Recently, a friend asked me about the best way to approach authors to request things like interviews and guest posts. Obviously I can’t speak for all authors and tell you what everyone prefers, but I know what works for me.
I give to you . . . a list:
1. If we have a connection but we don’t talk often (therefore you’re not sure I’ll remember you), I’d like to know about it! Did we meet at a signing? Are you a friend of a friend? Let me know and give me some kind of context. If we don’t know each other, that’s fine too. Just introduce yourself.
2. It’s okay if you haven’t read my book; I won’t dislike you. Keep in mind, though, if you haven’t read it and you’re asking for a favor, I might wonder why you want me.
3. But if you have read my book, it’s important to make sure that your “I like your book” line comes off as genuine. I’ve received a few emails in the past that include lines like “I’m a fan of your work” and nothing else. Because I’m nosy, I often hunt down a Goodreads profile or blog to check. Of course not everyone updates their GR page with every book they read, but when I don’t see my book listed as read (or even to read) and they claim they’re a huge fan of my book/work/a generic word that isn’t my title, I start wondering if they might be fibbing.

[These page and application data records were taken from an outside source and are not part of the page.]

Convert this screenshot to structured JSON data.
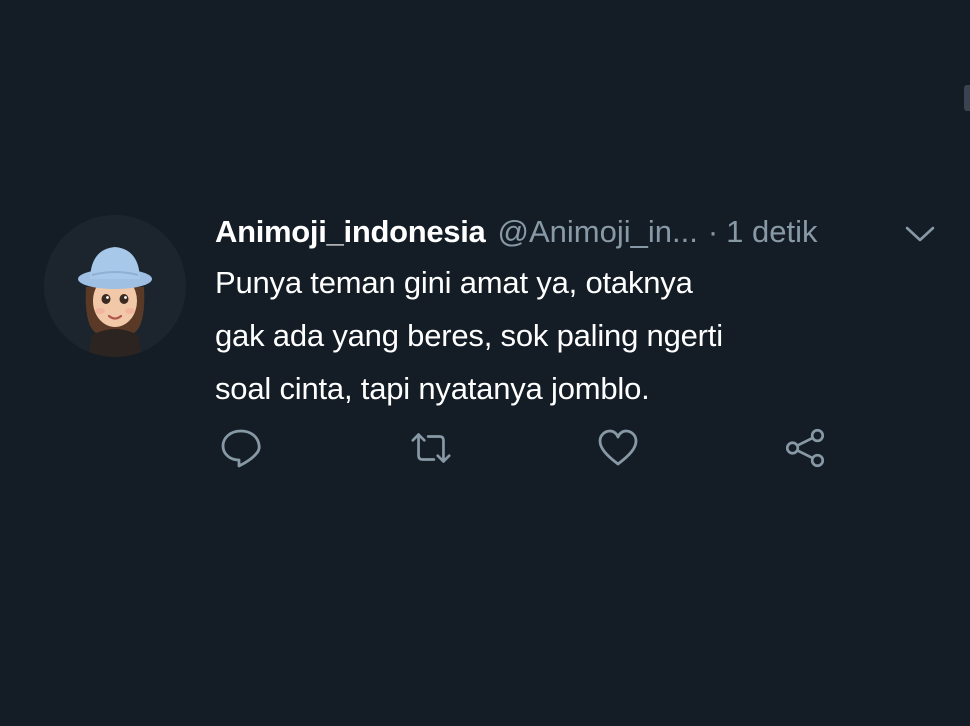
{
  "tweet": {
    "display_name": "Animoji_indonesia",
    "handle": "@Animoji_in...",
    "separator": "·",
    "time": "1 detik",
    "text_lines": [
      "Punya teman gini amat ya, otaknya",
      "gak ada yang beres, sok paling ngerti",
      "soal cinta, tapi nyatanya jomblo."
    ]
  },
  "icons": {
    "menu": "chevron-down-icon",
    "reply": "reply-icon",
    "retweet": "retweet-icon",
    "like": "heart-icon",
    "share": "share-icon"
  },
  "colors": {
    "background": "#141d26",
    "primary_text": "#ffffff",
    "secondary_text": "#8899a6"
  }
}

4. Like a lot of authors, I get many requests for things, especially around release time (already a super busy time). Which means I need requests to be quick and easy to understand. Help me out by putting all the information I need somewhere I won’t have to hunt for it. (So, not buried in a giant paragraph of other stuff.) I really like lists. (You might have noticed.)
a. What it’s for.
b.What I need to do.
c. When I need to have it done by.
5. Infinite options aren’t as fun as some people might think. “Write a guest post for me about whatever you want!” is actually super stressful, because then I have to come up with a topic. I prefer when I’m given a few options to choose from, or something broad but still topical. A post about sequels. A post about voice. A post about how to ask for guest posts.
6. If you’re using a template and modifying it slightly for several authors, that’s fine! A lot of people use these for big events and blog tours, and it makes sense to avoid writing basically the same thing fifty billion times. I mean, I do appreciate being sent to individually (rather than a huge B/CCed email) and my name used in the salutation. But it’s just fine if I can tell you sent the same basic thing to other authors.
As far as I’m concerned, the best thing you can do when approaching an author for something is this: be polite and professional. Proofread. Remember that answering interviews and writing blog posts takes time away from actual book writing. Ideally, we’ll both get something useful out of the arrangement (blog content, exposure, whatever).
Again, this is all just me, and what makes me happy or sad might not be the same for other authors. But I honestly don’t think you can go wrong with sending a clear, polite, and respectful email — no matter who you’re sending it to, in any industry.
Jodi Meadows lives and writes in the Shenandoah Valley, Virginia, with her husband, a Kippy*, and an alarming number of ferrets. She is a confessed book addict, and has wanted to be a writer ever since she decided against becoming an astronaut. She is the author of the INCARNATE Trilogy (HarperCollins/Katherine Tegen).
*A Kippy is a cat.